Nicholas Paine: What’s The Wider Earth about?
David Morton: The Wider Earth is a work of fiction drawn loosely from the historical record. It takes memories of real people, places and events and passes them through the lens of myth. Some may call it blasphemous. Others may caution that the simplicity of the tale undermines the real work of its hero. I hope it might stand as a celebration of the incredible complexity of our planet, and go some small way towards humanising the part played by those brave enough to stand against the dominant thought of their time.
What’s it like developing a new work?
Developing new work brings with it the simultaneously liberating and horrifying reality that everything is in flux, and there is nothing to fall back on. It takes a special group of people to inhabit that chaos, particularly with an opening night looming. Over the last couple of years we’ve had the honour of working with an incredible team of creatives and performers. They’ve not only deftly embraced continuous rewrites, the quirks of puppetry, and other obstacles to the process, but had an insatiable drive and passion to push the work to new heights.
Tell me about the design of the puppets.
The design for the puppets used in the show was undertaken during an intensive eight-month process. The journey of each creature began with us spending time with their real-life counterparts, sketching and taking video as studies to determine the key structures and movement qualities of the different animals and how we could best embody these in the final objects. The drawings and notes from these encounters were then turned into three- dimensional digital renderings of each creature to design the mechanisms that would allow for their controlled movements.

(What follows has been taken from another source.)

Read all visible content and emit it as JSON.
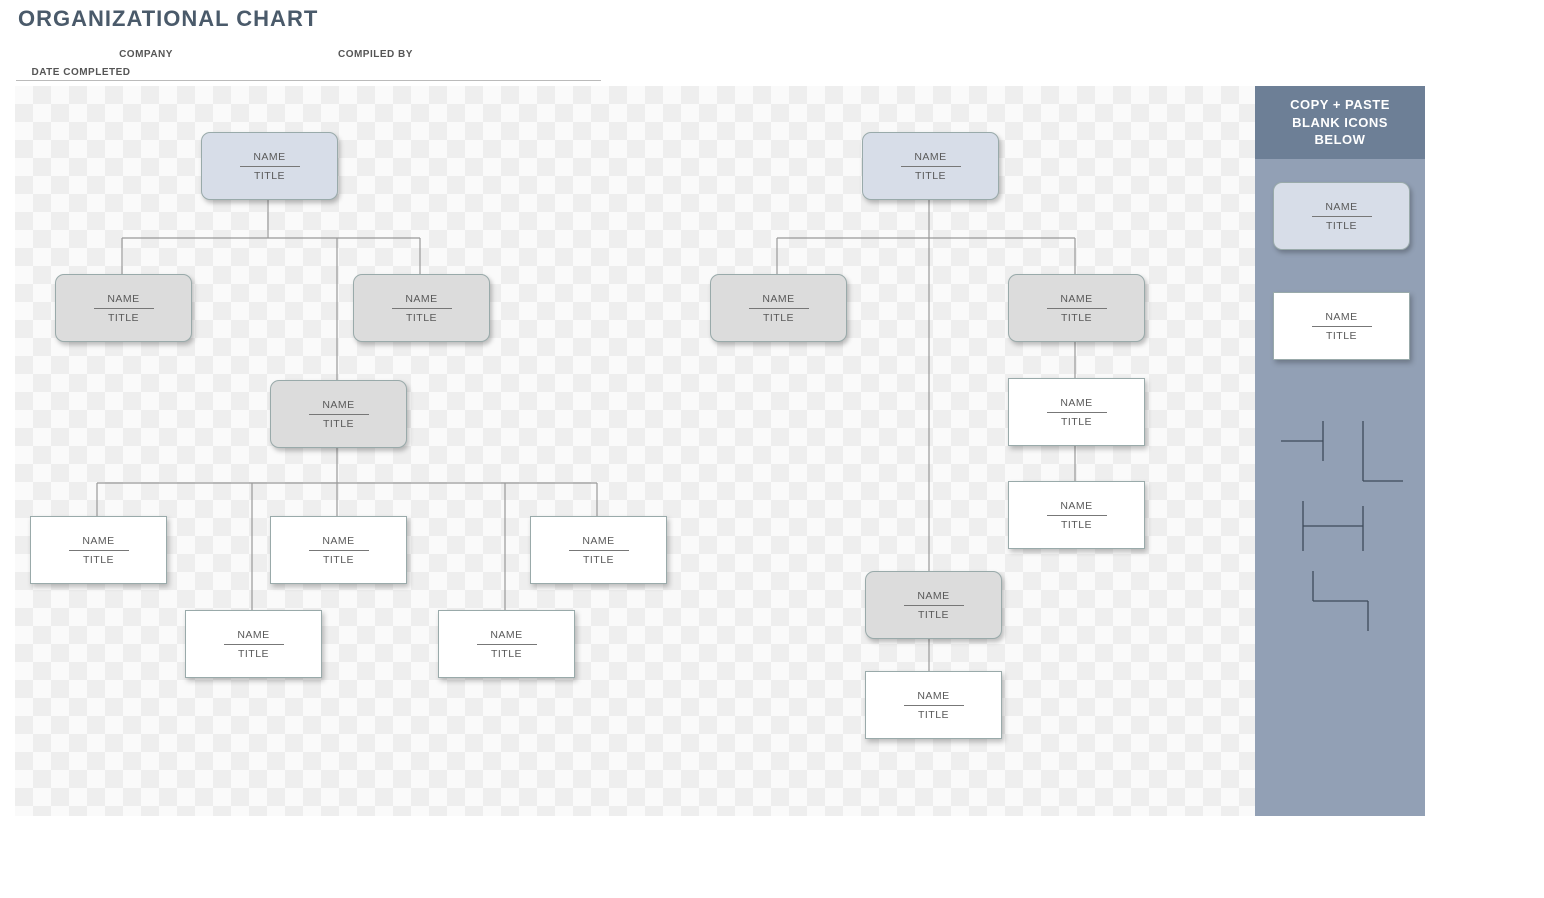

Finally, these models were broken into cross sections that could be laid at as a plan to be laser cut into wood, paper and leather pieces.
Over the course of four months a team of fabricators assembled these pieces in the Queensland Theatre workshop. This began with slotting and gluing the main structures together to give the creatures a base form that was then further embellished using wicker. The internal mechanisms were activated with the installation of control systems similar to miniature brake cables, and handles and rods were attached. Each of the puppets was given colour using wood stain and arted with ink. Finally, each had a pair of obsidian (volcanic glass) eyes installed.
How were the puppets introduced into the show?
Similarly to the construction, incorporating the finished puppets into the work followed a series of distinct stages. The first of these involved training the ensemble in the key manipulation techniques used by the Society. These include the focus of the puppet, its breath, and its ability to give an illusion of weight and gravity. Following this, the performers were slowly introduced to the various creatures and undertook extensive research into the movement and behavioural qualities of each. When working out the choreography for each scene we first start by devising the large movements – like where on the stage the puppet travels – and as this becomes embodied by the performers more ne detail is added.
The process of bringing a puppet to life on stage takes an incredible degree of commitment and discipline; unlike an actor who spends a rehearsal period developing a character, a puppet has to first learn how to be alive before we can even start to wonder as to what its character might be. Ultimately, the process isn’t completed until the imagination of an audience turns the movement cues that we give into the illusion of life.
If you could take the show anywhere, where would it be?
The Galapagos Islands, of course!
David Morton: Tell us more about the cast for The Wider Earth.
Nicholas Paine: The production features seven of some of the country’s finest actors and puppeteers. Together, they form the ensemble that will tell you the story. The line between actor/puppeteer is blurred. In some scenes you’ll have actors playing characters alongside puppets, and in other scenes those actors will be manipulating puppets and performing more choreographic sequences. It will certainly keep them on their toes… and hopefully you too!
What is it about Charles Darwin that inspired you to create The Wider Earth?
We were inspired to create this work when we were visiting Handspring Puppet Company in South Africa in 2013. We got talking with the Executive Producer, Basil Jones, about how Charles Darwin stopped in Cape Town on the HMS Beagle just prior to returning home to England. We were both familiar with the work of Charles Darwin but what we didn’t realise was that he was just 27 years old when he made this stop and only 22 when he left on the voyage. We thought that his journey could make a stunning coming of age story, full of exquisite creatures, and to make comment on the wonder of our planet.
Dead Puppet Society went to Brooklyn (New York City) for eight months of pre-production in the creation of The Wider Earth. How was that experience for you?
We were developing the show with St. Ann’s Warehouse for that whole period of time. The specific focus of the development program was on refining the kind of puppetry we wanted to use to tell this story. We were working with eight other companies who also work in visual theatre, which for us was a really eye-opening experience. We’ve never really collaborated or connected with any other puppet-based artists before because it’s not an overly used form in Australia. The residency resulted in a 20-minute work in progress showing. And all of those artists have gone on to further develop their work in very different arenas.
How long from page to stage?
It’s about a three-year process. By the time we open it will have been exactly three years.
If you could take the show anywhere, where would it be?
Shrewsbury, UK. Where Charles Darwin was born.
David Morton and Nicholas Paine are producers of Morton’s The Wider Earth, part of Sydney Festival.
Dates: 17 – 27 January, 2018
Venue: Sydney Opera House